Devastated. Sickened. Dumbfounded. Disappointed.
These are the only words that truly represents how I felt when the Exonerated Five case was brought to my attention. I had never seen something so horrific and heartbreaking, since the Scottsboro 9 case.
After I finished watching the Netflix series about them, “When They See Us,” my soul urged me to dig deeper into the case, and read the transcripts and records. I just wanted to understand why young people, especially young Black and Hispanic males, are such targets in the criminal justice system. There may be more innocent young people being falsely accused of or convicted of a crime they did not commit. “The Exonerated Five” are just one of the few the world has chosen to acknowledge.
Five Black and Latino teenagers from Harlem: Antron McCray, Kevin Richardson, Raymond Santana, Korey Wise, and Yusef Salaam were probably thinking how much fun they would have in the park. They never would have thought that they would end up in prison. The five were coerced and manipulated by the police, without their parents or any adults. These teens were unaware of their rights; the police abused their power and used their ignorance of the law against them. At the end of the trial, the five young men were convicted and their lives were ruined forever.
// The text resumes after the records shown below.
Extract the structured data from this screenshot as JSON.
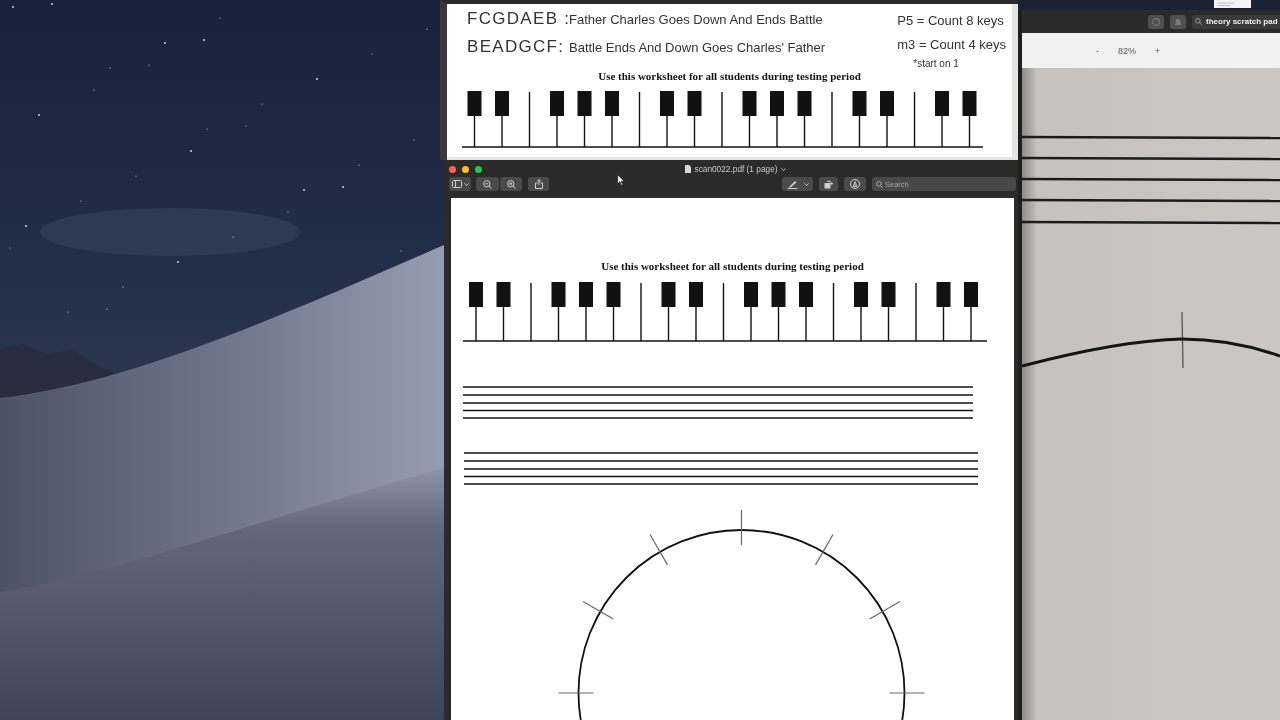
{
  "back_window": {
    "mnemonics": [
      {
        "sequence": "FCGDAEB :",
        "phrase": "Father Charles Goes Down And Ends Battle"
      },
      {
        "sequence": "BEADGCF:",
        "phrase": "Battle Ends And Down Goes Charles' Father"
      }
    ],
    "notes": [
      {
        "kind": "rule",
        "text": "P5 = Count 8 keys"
      },
      {
        "kind": "rule",
        "text": "m3 = Count 4 keys"
      },
      {
        "kind": "footnote",
        "text": "*start on 1"
      }
    ],
    "heading": "Use this worksheet for all students during testing period"
  },
  "preview_window": {
    "title": "scan0022.pdf (1 page)",
    "search": {
      "placeholder": "Search"
    },
    "page": {
      "heading": "Use this worksheet for all students during testing period"
    }
  },
  "scratch_window": {
    "search": {
      "value": "theory scratch pad"
    },
    "zoom": {
      "minus": "-",
      "value": "82%",
      "plus": "+"
    }
  }
}
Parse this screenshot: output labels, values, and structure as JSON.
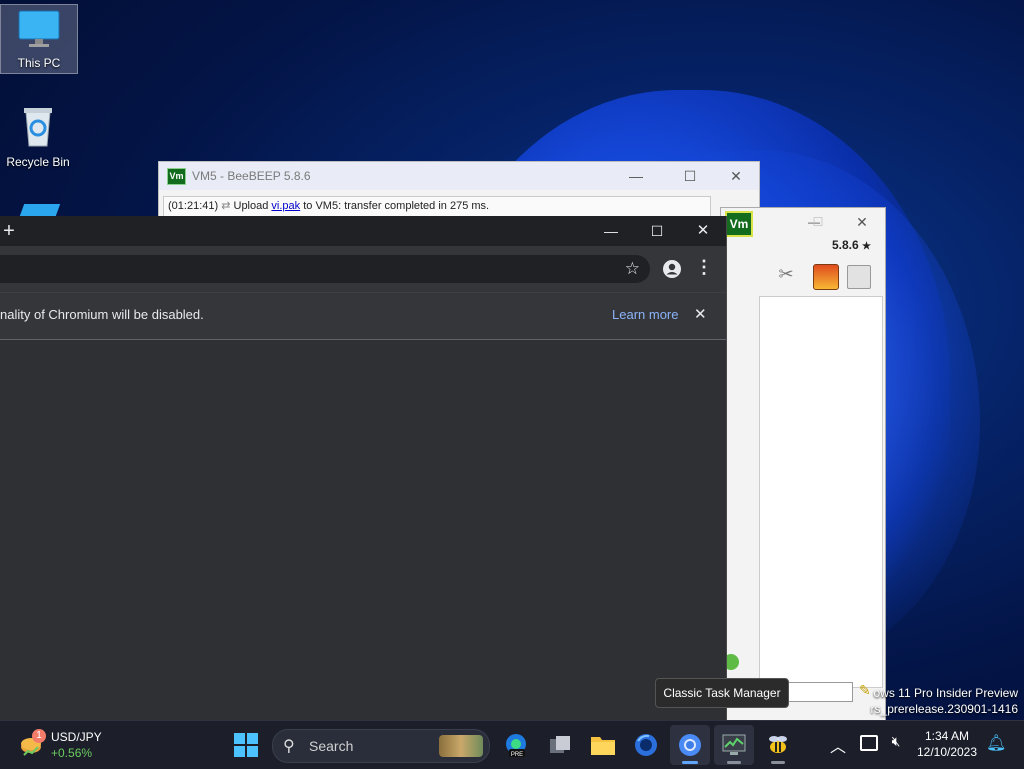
{
  "desktop": {
    "icons": [
      {
        "label": "This PC",
        "icon": "monitor-icon"
      },
      {
        "label": "Recycle Bin",
        "icon": "recycle-bin-icon"
      }
    ],
    "watermark": {
      "line1": "ows 11 Pro Insider Preview",
      "line2": "rs_prerelease.230901-1416"
    }
  },
  "beebeep_back": {
    "logo": "Vm",
    "title": "VM5 - BeeBEEP 5.8.6",
    "log": {
      "time": "(01:21:41)",
      "prefix": "Upload",
      "file": "vi.pak",
      "suffix": "to VM5: transfer completed in 275 ms."
    }
  },
  "beebeep_front": {
    "logo": "Vm",
    "version": "5.8.6"
  },
  "chrome": {
    "new_tab": "+",
    "info_message": "nality of Chromium will be disabled.",
    "learn_more": "Learn more",
    "close_glyph": "✕",
    "star_glyph": "☆",
    "menu_glyph": "⋮"
  },
  "tooltip": "Classic Task Manager",
  "taskbar": {
    "widget": {
      "badge": "1",
      "title": "USD/JPY",
      "change": "+0.56%",
      "change_color": "#6ccb5f"
    },
    "search_label": "Search",
    "apps": [
      "start-icon",
      "copilot-edge-preview-icon",
      "task-view-icon",
      "file-explorer-icon",
      "firefox-icon",
      "chromium-icon",
      "task-manager-icon",
      "beebeep-icon"
    ],
    "clock": {
      "time": "1:34 AM",
      "date": "12/10/2023"
    }
  },
  "colors": {
    "chrome_dark": "#35363a",
    "chrome_link": "#8ab4f8",
    "taskbar": "#1c1f2a",
    "accent": "#60a5fa"
  }
}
After suffering in their teen years and more in juvenile and prison, and subsequently being released, they still did not get real justice. Real justice would have been for the police to arrest the real criminals the first time. Real justice would have been for the police to follow proper procedure and protocol when interrogating young males. Real justice would have been to release these five young males because of lack of evidence. Sadly, real justice has not been served.
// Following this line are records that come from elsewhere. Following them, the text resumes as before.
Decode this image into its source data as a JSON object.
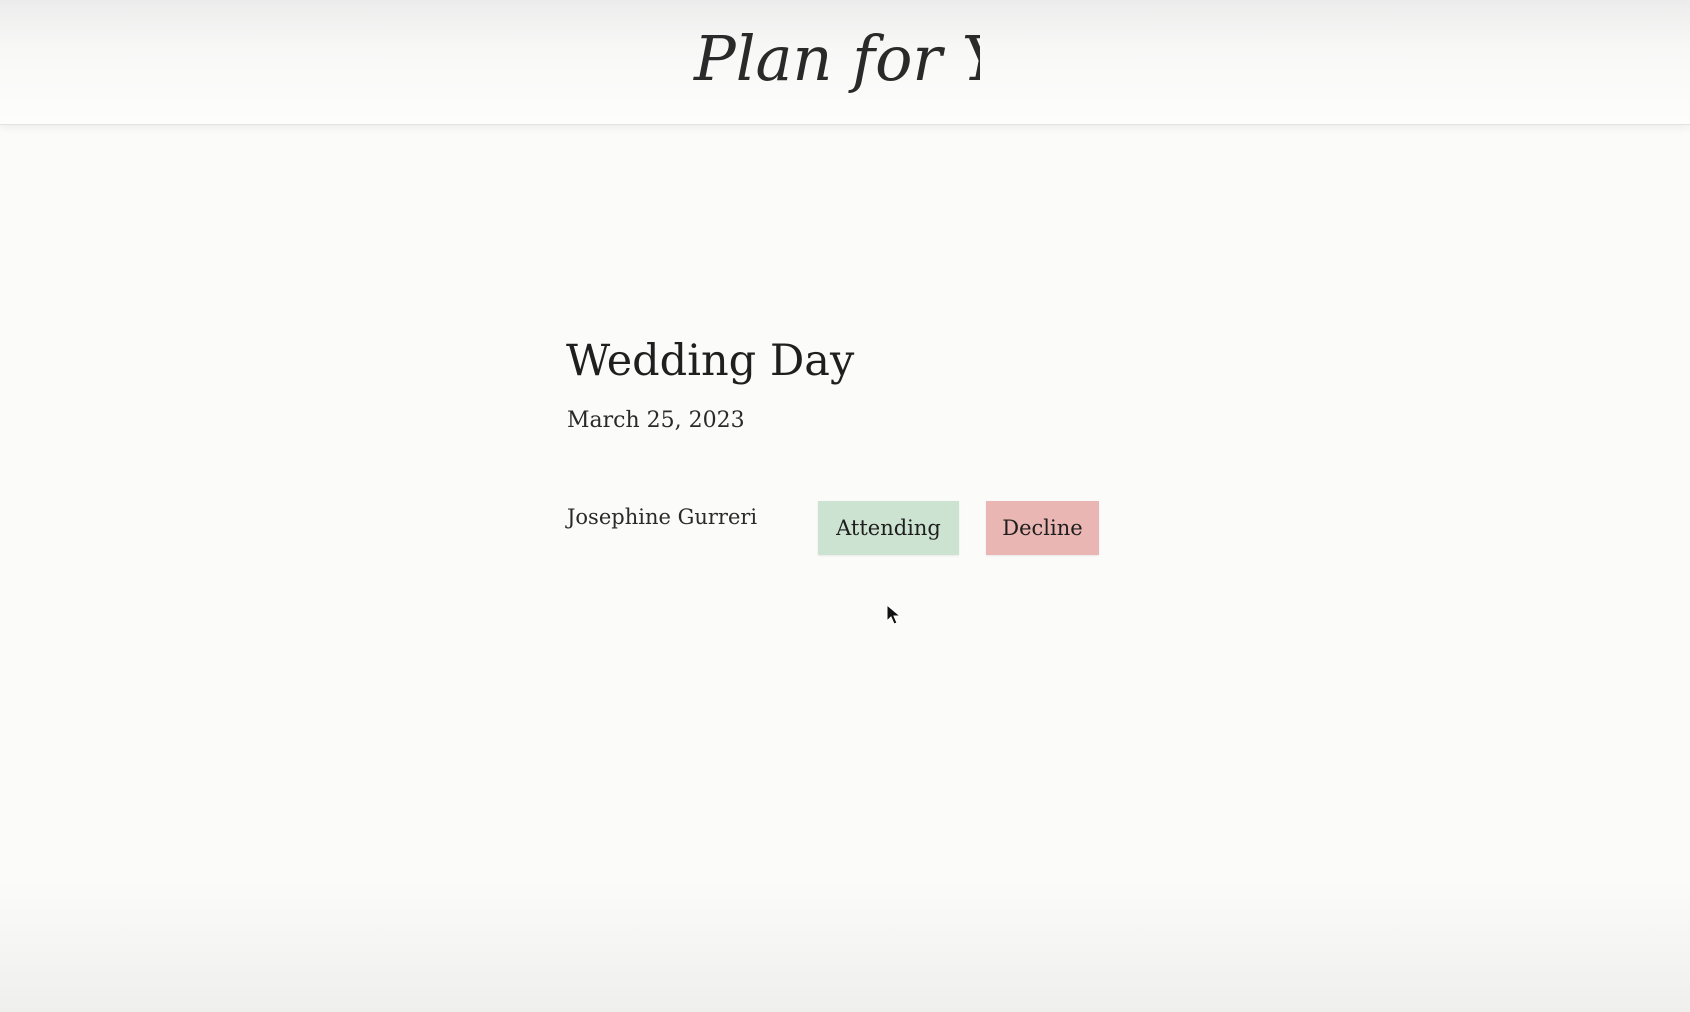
{
  "header": {
    "logo_text": "Plan for You"
  },
  "event": {
    "title": "Wedding Day",
    "date": "March 25, 2023"
  },
  "rsvp": {
    "guest_name": "Josephine Gurreri",
    "attending_label": "Attending",
    "decline_label": "Decline"
  },
  "colors": {
    "background": "#fbfbf9",
    "attending_button": "#cde3d1",
    "decline_button": "#eab6b3",
    "text": "#222222"
  },
  "icons": {
    "cursor": "mouse-pointer-icon"
  }
}
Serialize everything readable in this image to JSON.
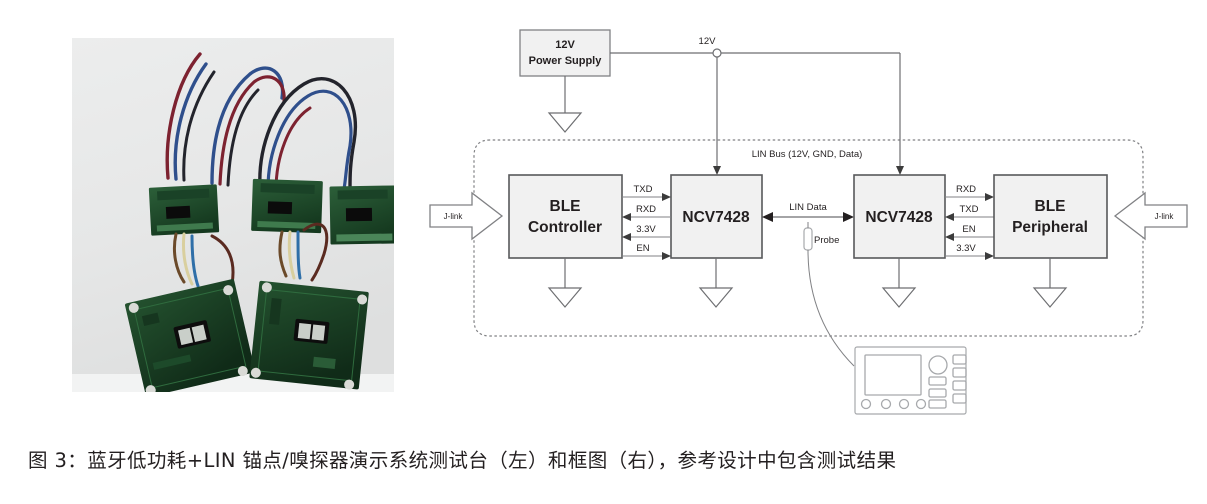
{
  "caption": {
    "text": "图 3：蓝牙低功耗+LIN 锚点/嗅探器演示系统测试台（左）和框图（右），参考设计中包含测试结果"
  },
  "photo": {
    "alt_label": "BLE + LIN anchor/sniffer demo system testbench photo",
    "board_count_small": 3,
    "board_count_large": 2,
    "background_color": "#e9eaea",
    "pcb_color": "#1f5130",
    "wire_colors": [
      "#8c2230",
      "#2b4d8e",
      "#1a1a22"
    ]
  },
  "diagram": {
    "power_supply": {
      "line1": "12V",
      "line2": "Power Supply"
    },
    "rail_label": "12V",
    "bus_label": "LIN Bus (12V, GND, Data)",
    "blocks": [
      {
        "id": "ble-controller",
        "line1": "BLE",
        "line2": "Controller"
      },
      {
        "id": "ncv7428-left",
        "line1": "NCV7428",
        "line2": ""
      },
      {
        "id": "ncv7428-right",
        "line1": "NCV7428",
        "line2": ""
      },
      {
        "id": "ble-peripheral",
        "line1": "BLE",
        "line2": "Peripheral"
      }
    ],
    "left_signals": [
      "TXD",
      "RXD",
      "3.3V",
      "EN"
    ],
    "right_signals": [
      "RXD",
      "TXD",
      "EN",
      "3.3V"
    ],
    "lin_data_label": "LIN Data",
    "probe_label": "Probe",
    "jlink_left_label": "J-link",
    "jlink_right_label": "J-link",
    "oscilloscope_label": "oscilloscope"
  }
}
Although these young men were all freed from prison and received a few million dollars, their lives are forever changed. Money does not take away the pain and trauma held within their hearts. Money does not make up for the years they lost behind bars. Their youth was stripped away from them. They will never be able to experience prom, the desperation to walk across the stage, the stresses of the tests and homework, the joys of pep rallies, or just hanging out with their friends. They never got the chance to just be boys and they never will.
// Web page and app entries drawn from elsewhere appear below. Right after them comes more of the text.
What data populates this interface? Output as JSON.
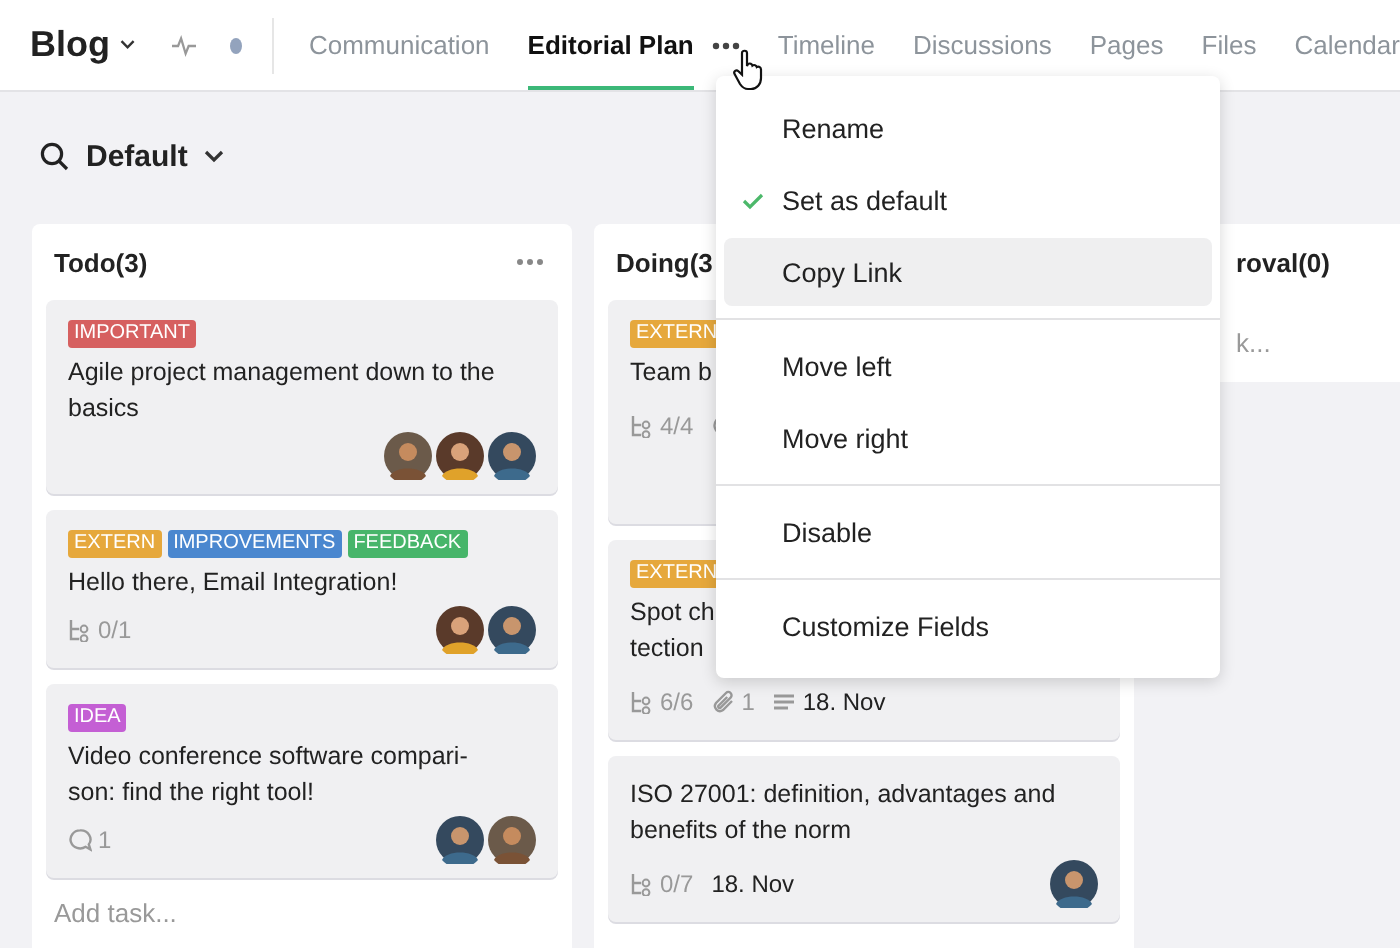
{
  "header": {
    "project": "Blog",
    "tabs": [
      {
        "label": "Communication",
        "selected": false
      },
      {
        "label": "Editorial Plan",
        "selected": true
      },
      {
        "label": "Timeline",
        "selected": false
      },
      {
        "label": "Discussions",
        "selected": false
      },
      {
        "label": "Pages",
        "selected": false
      },
      {
        "label": "Files",
        "selected": false
      },
      {
        "label": "Calendar",
        "selected": false
      }
    ]
  },
  "view": {
    "name": "Default"
  },
  "columns": [
    {
      "title": "Todo(3)",
      "add_task": "Add task...",
      "cards": [
        {
          "tags": [
            {
              "label": "IMPORTANT",
              "color": "#d66060"
            }
          ],
          "title": "Agile project management down to the basics",
          "avatars": [
            {
              "kind": "picture"
            },
            {
              "kind": "picture"
            },
            {
              "kind": "picture"
            }
          ]
        },
        {
          "tags": [
            {
              "label": "EXTERN",
              "color": "#e6a83c"
            },
            {
              "label": "IMPROVEMENTS",
              "color": "#4a87cf"
            },
            {
              "label": "FEEDBACK",
              "color": "#47b56a"
            }
          ],
          "title": "Hello there, Email Integration!",
          "meta": [
            {
              "kind": "subtasks",
              "text": "0/1"
            }
          ],
          "avatars": [
            {
              "kind": "picture"
            },
            {
              "kind": "picture"
            }
          ]
        },
        {
          "tags": [
            {
              "label": "IDEA",
              "color": "#c45fd4"
            }
          ],
          "title": "Video conference software compari-son: find the right tool!",
          "meta": [
            {
              "kind": "comments",
              "text": "1"
            }
          ],
          "avatars": [
            {
              "kind": "picture"
            },
            {
              "kind": "picture"
            }
          ]
        }
      ]
    },
    {
      "title": "Doing(3",
      "cards": [
        {
          "tags": [
            {
              "label": "EXTERN",
              "color": "#e6a83c"
            }
          ],
          "title": "Team b",
          "meta": [
            {
              "kind": "subtasks",
              "text": "4/4"
            },
            {
              "kind": "comments"
            }
          ]
        },
        {
          "tags": [
            {
              "label": "EXTERN",
              "color": "#e6a83c"
            }
          ],
          "title": "Spot ch\ntection",
          "meta": [
            {
              "kind": "subtasks",
              "text": "6/6"
            },
            {
              "kind": "attachments",
              "text": "1"
            },
            {
              "kind": "description"
            },
            {
              "kind": "date",
              "text": "18. Nov"
            }
          ]
        },
        {
          "title": "ISO 27001: definition, advantages and benefits of the norm",
          "meta": [
            {
              "kind": "subtasks",
              "text": "0/7"
            },
            {
              "kind": "date",
              "text": "18. Nov"
            }
          ],
          "avatars": [
            {
              "kind": "picture"
            }
          ]
        }
      ]
    },
    {
      "title": "roval(0)",
      "add_task": "k..."
    }
  ],
  "menu": {
    "groups": [
      [
        {
          "label": "Rename",
          "checked": false,
          "highlighted": false
        },
        {
          "label": "Set as default",
          "checked": true,
          "highlighted": false
        },
        {
          "label": "Copy Link",
          "checked": false,
          "highlighted": true
        }
      ],
      [
        {
          "label": "Move left",
          "checked": false,
          "highlighted": false
        },
        {
          "label": "Move right",
          "checked": false,
          "highlighted": false
        }
      ],
      [
        {
          "label": "Disable",
          "checked": false,
          "highlighted": false
        }
      ],
      [
        {
          "label": "Customize Fields",
          "checked": false,
          "highlighted": false
        }
      ]
    ]
  }
}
What makes my heart ache the most is that injustices like these continue to happen. Despite the outcry, outrage, and publicity of these injustices, I see no evidence of change.
“When They See Us” first came out everyone was #justice for exonerated five. Months later, the fervor and passion seems to have died and no one even talks about them anymore. Injustice does not die and we need to talk about it. Our young black and brown males are targeted and criminalized. This must change. One of the keys to change is love. Love from everyone one as a whole. This isn’t White vs. Black. This is White, Black, Hispanic, Arabic, etc. vs. Racism and Injustice.
If everyone would come together to fight injustice, then perhaps some changes could happen in the courts, police departments, and correctional facilities. Maybe justice would be applied properly.
However, there are challenges to this ideal. Events, news, and other issues are pulling everyone apart. We have been programmed to believe that each race is very different from one another, and that one race is better than another. We have allowed stereotypes to affect our judgment, to distrust, and form opinions and thoughts without knowing the individuals. We need to talk to people and get to know them before we dismiss them. We need to acknowledge the differences and learn how to handle them. We need to understand that our differences make us unique but together these differences can be powerful enough to bring about change that is so needed in this world.
So, it is time for us to come together to fight injustice and truly make this world a place of love.